According to a June 6, 2014 USA Today article, investigators determined that more than 100,000 veterans nationwide were kept off waiting lists for medical appointments.
Acting Veterans Affairs Secretary Sloan Gibson, a 1975 graduate of the United States Military Academy at West Point, where he earned Airborne and Ranger qualifications and served as an infantry officer in the U.S. Army, said the nation will learn today how many patients were relegated to “secret lists.”
When young men and women agree to volunteer to serve this country and to subject themselves to a higher code of standards and ethics than that of their civilian counterparts, they do so with pride and honor – and with an understanding that those in leadership and in charge of care will honor that service with high regard.
High regard was suspended in lieu of bonuses.
But are bonuses the problem or is the real problem those who are in the position to execute care?
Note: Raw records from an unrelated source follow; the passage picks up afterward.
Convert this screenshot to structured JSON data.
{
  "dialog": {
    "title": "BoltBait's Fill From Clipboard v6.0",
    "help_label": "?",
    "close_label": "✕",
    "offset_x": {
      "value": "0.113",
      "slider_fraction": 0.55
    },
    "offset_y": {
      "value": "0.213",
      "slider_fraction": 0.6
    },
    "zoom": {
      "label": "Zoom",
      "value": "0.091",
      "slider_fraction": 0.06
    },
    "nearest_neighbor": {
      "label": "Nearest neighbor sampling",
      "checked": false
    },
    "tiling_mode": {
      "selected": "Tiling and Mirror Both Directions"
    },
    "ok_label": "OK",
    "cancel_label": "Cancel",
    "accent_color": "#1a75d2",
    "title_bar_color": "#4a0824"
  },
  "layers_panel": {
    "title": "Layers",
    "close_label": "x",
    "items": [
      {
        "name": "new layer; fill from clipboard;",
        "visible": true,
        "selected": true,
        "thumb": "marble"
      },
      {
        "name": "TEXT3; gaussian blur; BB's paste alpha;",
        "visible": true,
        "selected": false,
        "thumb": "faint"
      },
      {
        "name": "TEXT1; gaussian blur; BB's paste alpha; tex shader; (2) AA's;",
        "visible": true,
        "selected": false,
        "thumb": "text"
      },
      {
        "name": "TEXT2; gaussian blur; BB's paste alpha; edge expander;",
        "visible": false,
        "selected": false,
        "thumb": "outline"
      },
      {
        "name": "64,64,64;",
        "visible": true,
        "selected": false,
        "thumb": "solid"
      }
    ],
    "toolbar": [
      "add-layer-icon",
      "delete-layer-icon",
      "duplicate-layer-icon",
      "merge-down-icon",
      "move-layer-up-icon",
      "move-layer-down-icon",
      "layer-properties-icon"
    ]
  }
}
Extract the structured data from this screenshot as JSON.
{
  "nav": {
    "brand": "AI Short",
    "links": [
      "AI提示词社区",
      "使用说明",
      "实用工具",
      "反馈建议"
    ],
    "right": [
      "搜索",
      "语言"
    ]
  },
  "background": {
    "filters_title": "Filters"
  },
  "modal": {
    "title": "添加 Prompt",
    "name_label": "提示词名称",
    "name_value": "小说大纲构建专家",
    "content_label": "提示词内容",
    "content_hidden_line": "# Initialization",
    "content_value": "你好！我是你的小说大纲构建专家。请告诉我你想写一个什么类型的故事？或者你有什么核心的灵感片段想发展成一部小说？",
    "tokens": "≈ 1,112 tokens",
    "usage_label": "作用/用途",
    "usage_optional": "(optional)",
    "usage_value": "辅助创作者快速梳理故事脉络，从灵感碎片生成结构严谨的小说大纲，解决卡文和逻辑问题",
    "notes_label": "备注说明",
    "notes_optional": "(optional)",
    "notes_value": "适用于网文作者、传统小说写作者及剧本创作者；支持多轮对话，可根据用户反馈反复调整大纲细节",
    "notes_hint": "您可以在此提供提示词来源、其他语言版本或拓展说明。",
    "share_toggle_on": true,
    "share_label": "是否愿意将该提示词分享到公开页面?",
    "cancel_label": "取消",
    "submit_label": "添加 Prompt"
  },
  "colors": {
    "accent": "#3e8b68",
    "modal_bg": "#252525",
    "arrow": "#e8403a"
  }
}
One opinion amongst journalists was that former VA Secretary Eric Shinseki, a decorated General, relied on the word of his civilian counterparts – this stemming from his experience in the military, where in most cases, your word is your bond.
Apparently, some civilians in leadership positions didn’t subscribe to this position – and as a result, service members died and a decorated General had to resign his post. After all, it was on his watch that this scandal occurred.
Bottom line: Money reveals character. The character of those who were in a position to care for those who agreed to sacrifice it all was revealed. Perhaps it is time to subject all those who choose to serve, those who serve, and have served to boot camp – or some sort of service that requires sacrifice. After all, it is through selfless sacrifice that character is built.
— By Michael Schindler
Michael Schindler, Navy veteran, and president of Edmonds-based Operation Military Family, is a guest writer for several national publications, author of the book “Operation Military Family” and “The Military Wire” blog. He is also a popular keynote and workshop speaker who reaches thousands of service members and their families every year through workshops and seminars that include “How to Battle-Ready Your Relationship” or “What Your Mother-in-Law Didn’t Tell You.” He received the 2010 Outstanding Patriotic Service Award from the Washington State Department of Veterans Affairs.